Secondly, there was no apparent necessity in the public interest, for granting such a variation. It has been laid down that even in respect of temporary permits the main principles of Section 47 of the Motor Vehicles Act namely, the interest of the public generally and the advantages to the public of the service to be provided, should also be borne in mind. There is nothing to show that they were borne in mind in this case. No doubt, the order of the Regional Transport Authority granting the temporary permit has made a reference to an urgent and real need for the permit. But the particulars in the file do not afford any data to support such a conclusion about an urgent and real need having arisen.
6. On the other hand, the file clearly shows that this is a case where the authority--very regrettably it must be stated, was trying to do indirectly what he was prohibited from doing directly.

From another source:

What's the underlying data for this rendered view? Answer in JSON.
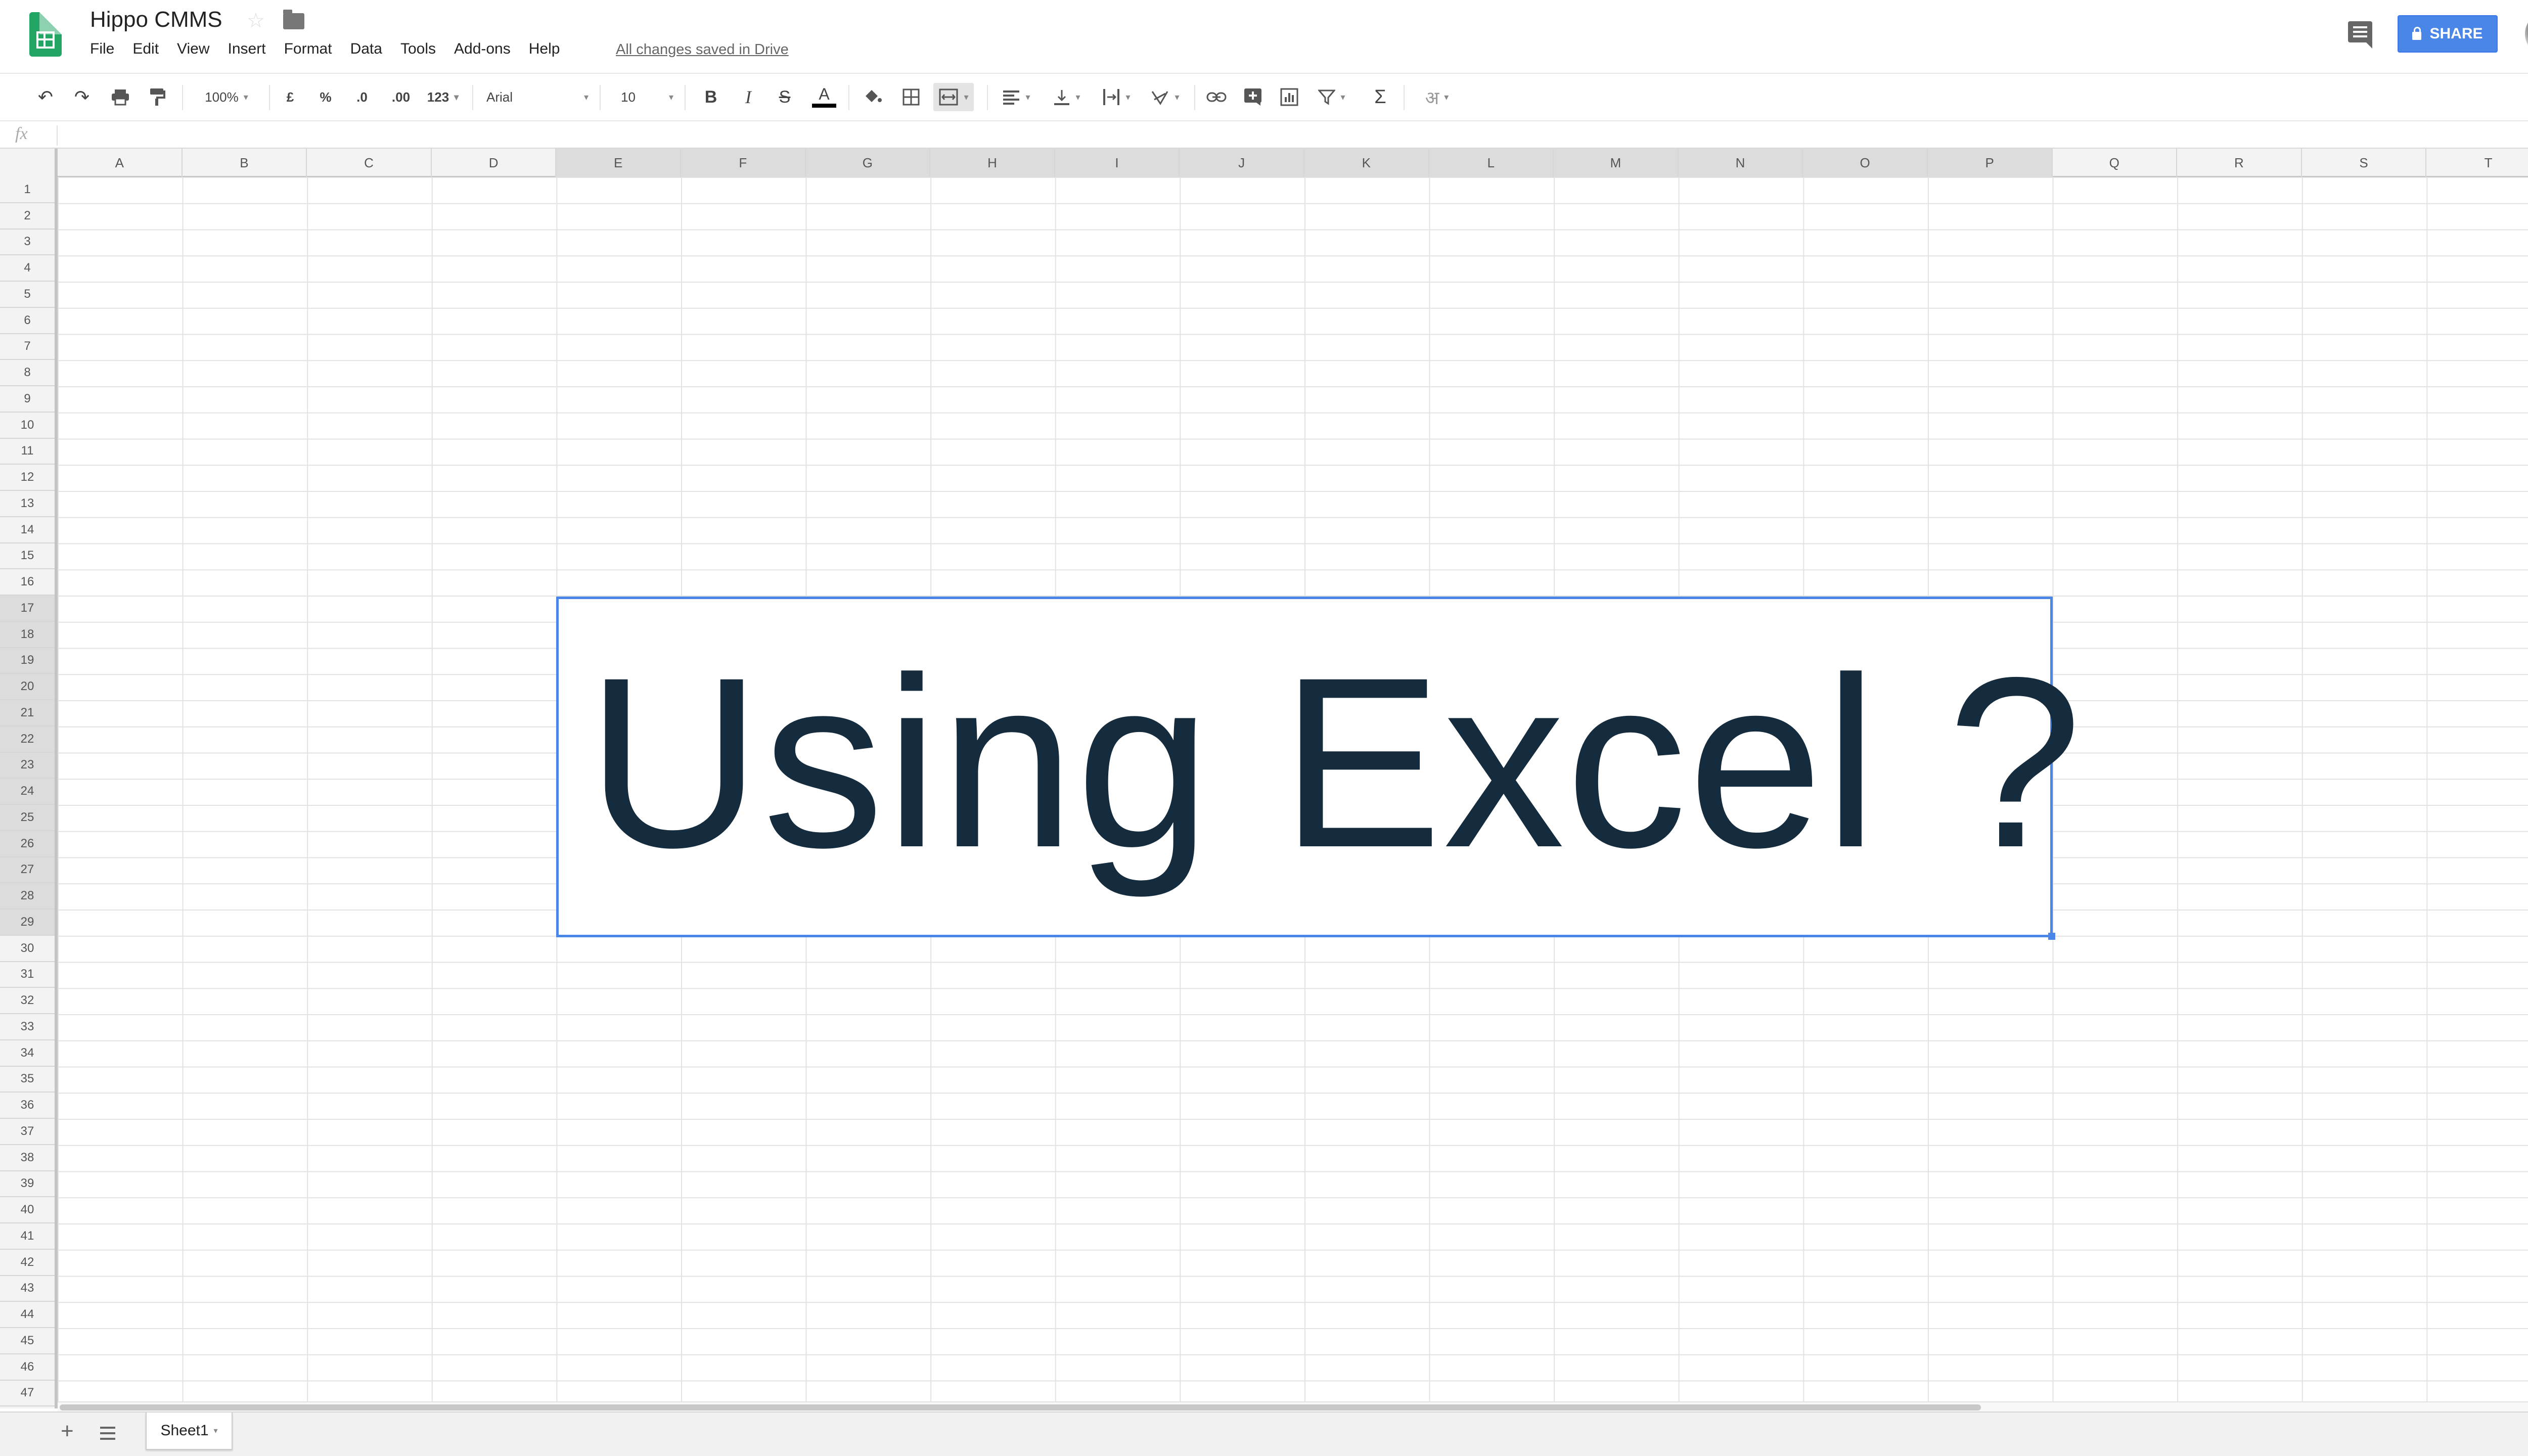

Learned counsel for the second respondent Sri Ramaswami referred me to several decisions upon the question of fraud on power as well as mala fides, but it is not necessary to refer to all those decisions, for, the facts of this case set out above make it crystal clear that the authority was trying to do indirectly what he could not do directly. One thing however, could be mentioned with reference to the general law on the subject of fraud on power, in the context of the aforesaid facts in this case. As pointed out by the Privy Council In the case Vatcher v. Paull, 1915 AC 372 -
'The term fraud in connection with frauds on a power does not necessarily denote any conduct on the part of the appointer amounting to fraud in the common law meaning of the term or any conduct which could be properly termed dishonest or immoral. It merely means that the power has been exercised for a purpose, or with an intention, beyond the scope of or not justified by the instrument creating the power'.
In the present case, the instrument creating the power of granting temporary permit to the appointer, namely, the Regional Transport Authority, is the statute as clarified by the decision of the Bench of this Court in W. A. No. 151 of 1968 debarring the authority from granting a second temporary permit in the context of an application for a permanent permit But what the Regional Transport Authority has done is to exercise that power in a manner which was not justified by the Statute that granted the power to him and with a view to circumvent it. It is to be hoped that a recurrence of such a state of affairs would not take place as it reflects little credit on the Regional Transport Authority concerned.
7. The writ petition is allowed and the order of the Regional Transport Authority granting the impugned permit to the second respondent is quashed by a writ of certiorari. No order as to costs.